black and white

Posts tagged
with black and white


Stunning Photographic Portraits by Lee Jeffries

June 25, 2012

Christopher Jobson

I first discovered the gripping portraiture of accountant turned self-taught photographer Lee Jeffries back in December and have been following his journey ever since. His gritty and powerful portraits, most often of the homeless, have since appeared on CNN, Time and the Independant, and he’s even landed behind the camera from Olympian Sir Roger Bannister. Most recently he has a great interview over on 500px. I enjoyed this question:

Most of your portraits are closely cropped to reveal just the subject’s face. Can you explain your decision behind that?

It’s true… my images can be biased to front on views that closely frame the face. Processing in black and white reinforces the contrasts and shapes in the portrait. Infused with light and shadow, I make a conscious effort to place the emphasis on the relief of the face and the strength of the photograph lays in the emotional connection to the subject. I try to magnify the character… tell their story so that it is no longer possible for the viewer to remain indifferent. My photographs become an intimate and personal document which narrates a myriad of emotion.

Jeffries also has a number of prints now available through YellowKorner.




Superb Multiple Exposure Portraits by Christoffer Relander

June 20, 2012

Christopher Jobson

I am such a sucker for multiple exposure photography, it simply never, ever gets old for me, especially when composed as wonderfully as these recent shots by self-taught photographer Christoffer Relander who lives and works in Finland. You can see many more shots on his website and prints are available over on Behance. If you like these, also check out the work of Jon Duenas. (via the curious brain)




Skull Portraits by Carsten Witte

February 22, 2012

Christopher Jobson

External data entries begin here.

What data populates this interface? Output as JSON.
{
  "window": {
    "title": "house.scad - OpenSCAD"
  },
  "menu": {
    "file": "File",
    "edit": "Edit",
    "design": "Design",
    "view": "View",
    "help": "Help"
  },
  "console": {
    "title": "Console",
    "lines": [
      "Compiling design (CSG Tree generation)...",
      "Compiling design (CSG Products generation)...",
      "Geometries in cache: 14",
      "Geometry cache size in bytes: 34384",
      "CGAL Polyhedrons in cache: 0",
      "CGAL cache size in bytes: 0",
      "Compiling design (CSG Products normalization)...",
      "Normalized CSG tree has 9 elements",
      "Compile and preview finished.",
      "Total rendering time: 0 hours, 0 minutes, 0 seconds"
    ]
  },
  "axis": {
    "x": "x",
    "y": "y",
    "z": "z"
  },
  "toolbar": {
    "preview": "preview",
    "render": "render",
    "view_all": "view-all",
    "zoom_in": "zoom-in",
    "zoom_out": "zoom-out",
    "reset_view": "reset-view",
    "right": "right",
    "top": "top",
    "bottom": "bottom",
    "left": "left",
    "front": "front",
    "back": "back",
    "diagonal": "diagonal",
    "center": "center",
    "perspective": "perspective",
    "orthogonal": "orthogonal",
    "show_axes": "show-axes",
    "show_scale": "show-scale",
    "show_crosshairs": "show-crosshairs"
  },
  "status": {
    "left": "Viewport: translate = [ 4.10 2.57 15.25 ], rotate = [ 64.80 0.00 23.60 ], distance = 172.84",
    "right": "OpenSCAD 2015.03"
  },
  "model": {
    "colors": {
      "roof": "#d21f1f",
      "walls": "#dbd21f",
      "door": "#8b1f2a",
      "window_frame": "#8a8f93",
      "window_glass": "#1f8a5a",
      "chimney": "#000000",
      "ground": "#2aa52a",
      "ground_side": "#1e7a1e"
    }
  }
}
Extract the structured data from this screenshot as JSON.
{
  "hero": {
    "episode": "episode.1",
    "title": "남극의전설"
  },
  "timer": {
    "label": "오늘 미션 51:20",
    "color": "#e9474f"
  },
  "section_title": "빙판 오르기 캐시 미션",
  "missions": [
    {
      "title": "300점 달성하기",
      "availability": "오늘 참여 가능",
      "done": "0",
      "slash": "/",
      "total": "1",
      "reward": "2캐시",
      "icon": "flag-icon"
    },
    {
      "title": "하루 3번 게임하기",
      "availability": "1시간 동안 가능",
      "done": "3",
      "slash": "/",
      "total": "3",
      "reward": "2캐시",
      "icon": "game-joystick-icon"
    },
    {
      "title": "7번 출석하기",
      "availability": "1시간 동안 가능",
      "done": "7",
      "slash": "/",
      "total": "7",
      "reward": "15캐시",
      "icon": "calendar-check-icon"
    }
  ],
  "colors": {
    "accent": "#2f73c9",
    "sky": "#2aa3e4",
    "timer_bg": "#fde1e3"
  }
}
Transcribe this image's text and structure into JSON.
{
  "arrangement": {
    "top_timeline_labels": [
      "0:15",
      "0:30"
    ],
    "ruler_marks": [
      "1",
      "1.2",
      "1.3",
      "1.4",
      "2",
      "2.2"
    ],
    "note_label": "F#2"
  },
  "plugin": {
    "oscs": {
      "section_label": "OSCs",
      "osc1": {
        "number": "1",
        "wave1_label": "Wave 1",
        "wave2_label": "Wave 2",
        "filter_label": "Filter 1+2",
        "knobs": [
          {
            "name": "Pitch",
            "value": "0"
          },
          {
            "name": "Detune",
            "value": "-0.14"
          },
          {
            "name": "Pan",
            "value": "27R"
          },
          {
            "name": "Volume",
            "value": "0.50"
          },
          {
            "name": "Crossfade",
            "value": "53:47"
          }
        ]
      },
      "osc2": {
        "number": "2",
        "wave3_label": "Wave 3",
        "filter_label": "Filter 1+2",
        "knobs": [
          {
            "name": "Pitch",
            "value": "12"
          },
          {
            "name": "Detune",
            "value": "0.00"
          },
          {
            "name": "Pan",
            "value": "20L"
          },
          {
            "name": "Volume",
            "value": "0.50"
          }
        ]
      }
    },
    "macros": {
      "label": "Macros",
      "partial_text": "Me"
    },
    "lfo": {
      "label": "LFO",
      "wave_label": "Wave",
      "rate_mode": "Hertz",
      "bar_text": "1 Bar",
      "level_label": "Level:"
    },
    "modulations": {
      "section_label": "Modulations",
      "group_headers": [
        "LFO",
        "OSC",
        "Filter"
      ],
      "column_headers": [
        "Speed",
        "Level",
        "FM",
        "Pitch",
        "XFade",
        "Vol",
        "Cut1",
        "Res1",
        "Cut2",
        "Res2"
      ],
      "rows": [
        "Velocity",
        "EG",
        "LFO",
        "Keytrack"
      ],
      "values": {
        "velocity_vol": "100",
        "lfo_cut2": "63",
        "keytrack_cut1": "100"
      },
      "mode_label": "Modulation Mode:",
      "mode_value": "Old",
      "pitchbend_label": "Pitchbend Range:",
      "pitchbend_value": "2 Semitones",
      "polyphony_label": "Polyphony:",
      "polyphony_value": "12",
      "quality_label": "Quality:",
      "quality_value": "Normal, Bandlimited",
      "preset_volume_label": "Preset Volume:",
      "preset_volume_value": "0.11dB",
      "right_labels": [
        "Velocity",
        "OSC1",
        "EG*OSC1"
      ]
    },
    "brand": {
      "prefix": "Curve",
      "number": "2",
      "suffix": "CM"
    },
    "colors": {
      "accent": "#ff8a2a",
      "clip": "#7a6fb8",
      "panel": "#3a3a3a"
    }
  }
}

A number of decidedly unsettling portraits from Hamburg-based photographer Carsten Witte from his series Intuition (nsfw). Of the series he says: “One main idea behind my work is the belief that everything is constantly changing but photography can preserve the moment. Beauty is almost nothing without the knowledge of how fast it will fade…” (via behance)